-- Given data follows --

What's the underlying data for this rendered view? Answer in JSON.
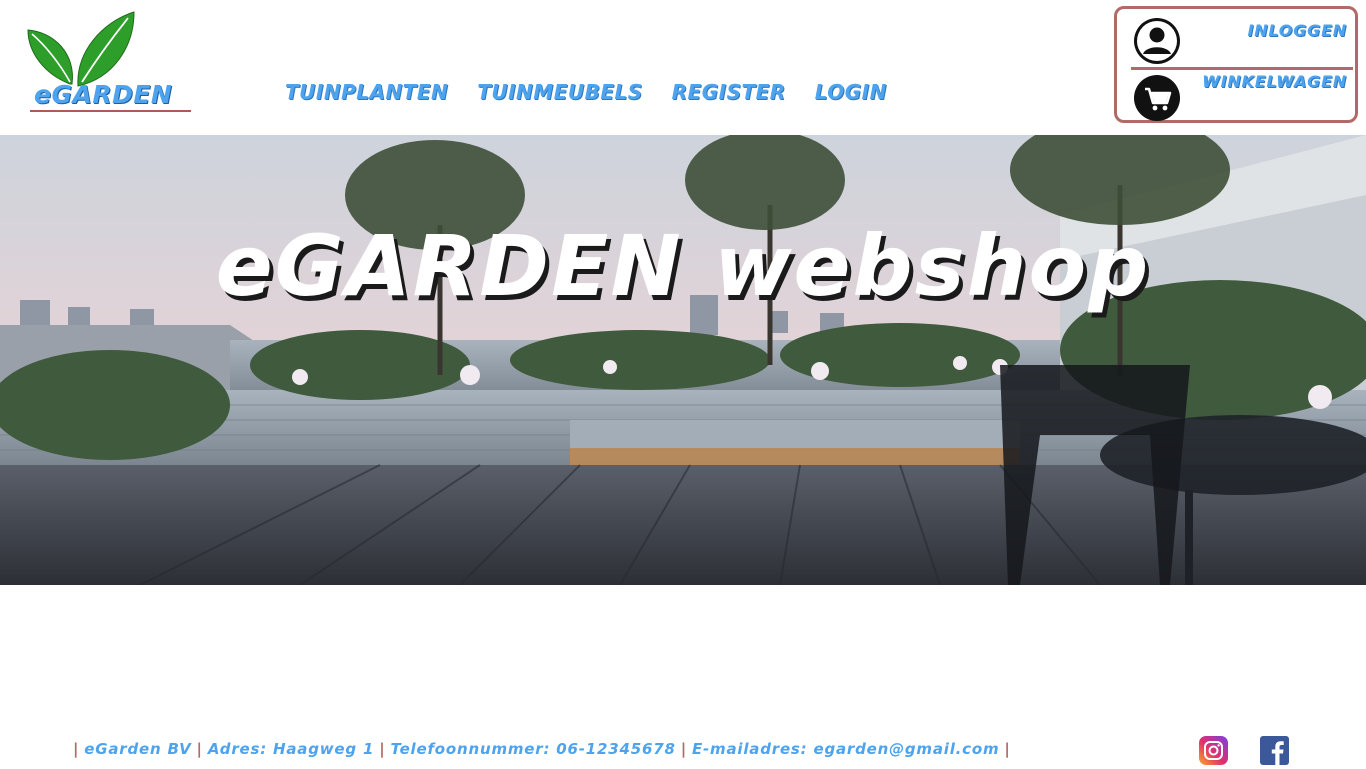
{
  "brand": {
    "logo_text": "eGARDEN"
  },
  "nav": {
    "items": [
      {
        "label": "TUINPLANTEN"
      },
      {
        "label": "TUINMEUBELS"
      },
      {
        "label": "REGISTER"
      },
      {
        "label": "LOGIN"
      }
    ]
  },
  "account": {
    "login_label": "INLOGGEN",
    "cart_label": "WINKELWAGEN",
    "icons": [
      "user-icon",
      "cart-icon"
    ]
  },
  "hero": {
    "title": "eGARDEN webshop"
  },
  "footer": {
    "company": "eGarden BV",
    "address": "Adres: Haagweg 1",
    "phone": "Telefoonnummer: 06-12345678",
    "email": "E-mailadres: egarden@gmail.com",
    "separator": "|",
    "social": [
      "instagram-icon",
      "facebook-icon"
    ]
  },
  "colors": {
    "accent": "#4da3ee",
    "border": "#b06b66",
    "leaf": "#2e9e2a"
  }
}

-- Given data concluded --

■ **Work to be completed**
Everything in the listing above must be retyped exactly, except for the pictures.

■ **Expected answer**
What's the underlying data for this rendered view? Answer in JSON.
{
  "brand": {
    "logo_text": "eGARDEN"
  },
  "nav": {
    "items": [
      {
        "label": "TUINPLANTEN"
      },
      {
        "label": "TUINMEUBELS"
      },
      {
        "label": "REGISTER"
      },
      {
        "label": "LOGIN"
      }
    ]
  },
  "account": {
    "login_label": "INLOGGEN",
    "cart_label": "WINKELWAGEN",
    "icons": [
      "user-icon",
      "cart-icon"
    ]
  },
  "hero": {
    "title": "eGARDEN webshop"
  },
  "footer": {
    "company": "eGarden BV",
    "address": "Adres: Haagweg 1",
    "phone": "Telefoonnummer: 06-12345678",
    "email": "E-mailadres: egarden@gmail.com",
    "separator": "|",
    "social": [
      "instagram-icon",
      "facebook-icon"
    ]
  },
  "colors": {
    "accent": "#4da3ee",
    "border": "#b06b66",
    "leaf": "#2e9e2a"
  }
}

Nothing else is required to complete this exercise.